> _EXERCISE BRIEF_
Each entry must be given again exactly; images do not belong in the copy.

> _RECORDED DATA_
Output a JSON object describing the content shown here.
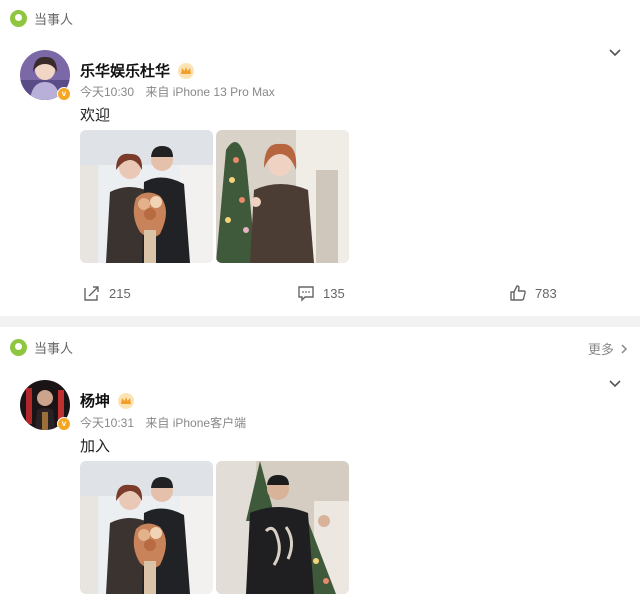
{
  "posts": [
    {
      "label": "当事人",
      "user": "乐华娱乐杜华",
      "time": "今天10:30",
      "source": "来自 iPhone 13 Pro Max",
      "text": "欢迎",
      "repost_count": "215",
      "comment_count": "135",
      "like_count": "783"
    },
    {
      "label": "当事人",
      "more_label": "更多",
      "user": "杨坤",
      "time": "今天10:31",
      "source": "来自 iPhone客户端",
      "text": "加入"
    }
  ],
  "colors": {
    "badge_verified": "#f5a623",
    "label_pin": "#8ec63f",
    "divider": "#f2f2f2"
  },
  "icons": [
    "location-pin-icon",
    "chevron-down-icon",
    "crown-icon",
    "verified-badge-icon",
    "repost-icon",
    "comment-icon",
    "like-icon",
    "chevron-right-icon"
  ]
}
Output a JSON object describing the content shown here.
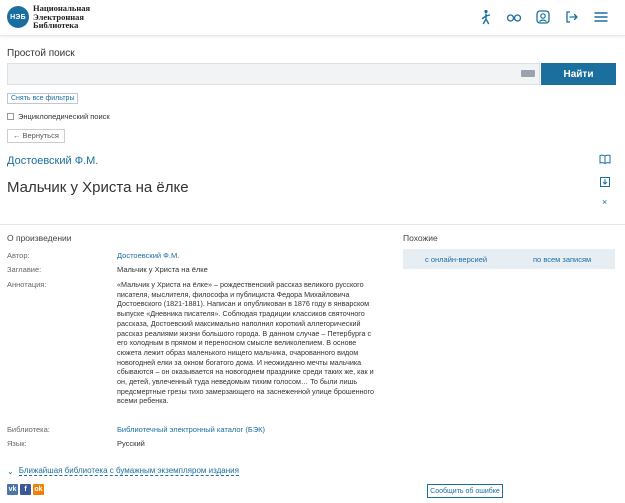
{
  "header": {
    "logo_abbr": "НЭБ",
    "logo_lines": [
      "Национальная",
      "Электронная",
      "Библиотека"
    ]
  },
  "search": {
    "label": "Простой поиск",
    "value": "",
    "placeholder": "",
    "button": "Найти"
  },
  "filters": {
    "reset": "Снять все фильтры",
    "encyclopedic": "Энциклопедический поиск",
    "back": "Вернуться"
  },
  "book": {
    "author": "Достоевский Ф.М.",
    "title": "Мальчик у Христа на ёлке"
  },
  "about": {
    "heading": "О произведении",
    "author_label": "Автор:",
    "author_value": "Достоевский Ф.М.",
    "title_label": "Заглавие:",
    "title_value": "Мальчик у Христа на ёлке",
    "annotation_label": "Аннотация:",
    "annotation_value": "«Мальчик у Христа на ёлке» – рождественский рассказ великого русского писателя, мыслителя, философа и публициста Федора Михайловича Достоевского (1821-1881). Написан и опубликован в 1876 году в январском выпуске «Дневника писателя». Соблюдая традиции классиков святочного рассказа, Достоевский максимально наполнил короткий аллегорический рассказ реалиями жизни большого города. В данном случае – Петербурга с его холодным в прямом и переносном смысле великолепием. В основе сюжета лежит образ маленького нищего мальчика, очарованного видом новогодней елки за окном богатого дома. И неожиданно мечты мальчика сбываются – он оказывается на новогоднем празднике среди таких же, как и он, детей, увлеченный туда неведомым тихим голосом… То были лишь предсмертные грезы тихо замерзающего на заснеженной улице брошенного всеми ребенка.",
    "library_label": "Библиотека:",
    "library_value": "Библиотечный электронный каталог (БЭК)",
    "language_label": "Язык:",
    "language_value": "Русский"
  },
  "similar": {
    "heading": "Похожие",
    "online": "с онлайн-версией",
    "all": "по всем записям"
  },
  "footer": {
    "nearest": "Ближайшая библиотека с бумажным экземпляром издания",
    "report": "Сообщить об ошибке",
    "socials": [
      "vk",
      "f",
      "ok"
    ]
  },
  "colors": {
    "accent": "#1b6f9e",
    "similar_bg": "#e6eef4"
  }
}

> _REPLY_
Output a JSON object describing the content shown here.
{
  "posts": [
    {
      "label": "当事人",
      "user": "乐华娱乐杜华",
      "time": "今天10:30",
      "source": "来自 iPhone 13 Pro Max",
      "text": "欢迎",
      "repost_count": "215",
      "comment_count": "135",
      "like_count": "783"
    },
    {
      "label": "当事人",
      "more_label": "更多",
      "user": "杨坤",
      "time": "今天10:31",
      "source": "来自 iPhone客户端",
      "text": "加入"
    }
  ],
  "colors": {
    "badge_verified": "#f5a623",
    "label_pin": "#8ec63f",
    "divider": "#f2f2f2"
  },
  "icons": [
    "location-pin-icon",
    "chevron-down-icon",
    "crown-icon",
    "verified-badge-icon",
    "repost-icon",
    "comment-icon",
    "like-icon",
    "chevron-right-icon"
  ]
}
Output a JSON object describing the content shown here.
{
  "header": {
    "logo_abbr": "НЭБ",
    "logo_lines": [
      "Национальная",
      "Электронная",
      "Библиотека"
    ]
  },
  "search": {
    "label": "Простой поиск",
    "value": "",
    "placeholder": "",
    "button": "Найти"
  },
  "filters": {
    "reset": "Снять все фильтры",
    "encyclopedic": "Энциклопедический поиск",
    "back": "Вернуться"
  },
  "book": {
    "author": "Достоевский Ф.М.",
    "title": "Мальчик у Христа на ёлке"
  },
  "about": {
    "heading": "О произведении",
    "author_label": "Автор:",
    "author_value": "Достоевский Ф.М.",
    "title_label": "Заглавие:",
    "title_value": "Мальчик у Христа на ёлке",
    "annotation_label": "Аннотация:",
    "annotation_value": "«Мальчик у Христа на ёлке» – рождественский рассказ великого русского писателя, мыслителя, философа и публициста Федора Михайловича Достоевского (1821-1881). Написан и опубликован в 1876 году в январском выпуске «Дневника писателя». Соблюдая традиции классиков святочного рассказа, Достоевский максимально наполнил короткий аллегорический рассказ реалиями жизни большого города. В данном случае – Петербурга с его холодным в прямом и переносном смысле великолепием. В основе сюжета лежит образ маленького нищего мальчика, очарованного видом новогодней елки за окном богатого дома. И неожиданно мечты мальчика сбываются – он оказывается на новогоднем празднике среди таких же, как и он, детей, увлеченный туда неведомым тихим голосом… То были лишь предсмертные грезы тихо замерзающего на заснеженной улице брошенного всеми ребенка.",
    "library_label": "Библиотека:",
    "library_value": "Библиотечный электронный каталог (БЭК)",
    "language_label": "Язык:",
    "language_value": "Русский"
  },
  "similar": {
    "heading": "Похожие",
    "online": "с онлайн-версией",
    "all": "по всем записям"
  },
  "footer": {
    "nearest": "Ближайшая библиотека с бумажным экземпляром издания",
    "report": "Сообщить об ошибке",
    "socials": [
      "vk",
      "f",
      "ok"
    ]
  },
  "colors": {
    "accent": "#1b6f9e",
    "similar_bg": "#e6eef4"
  }
}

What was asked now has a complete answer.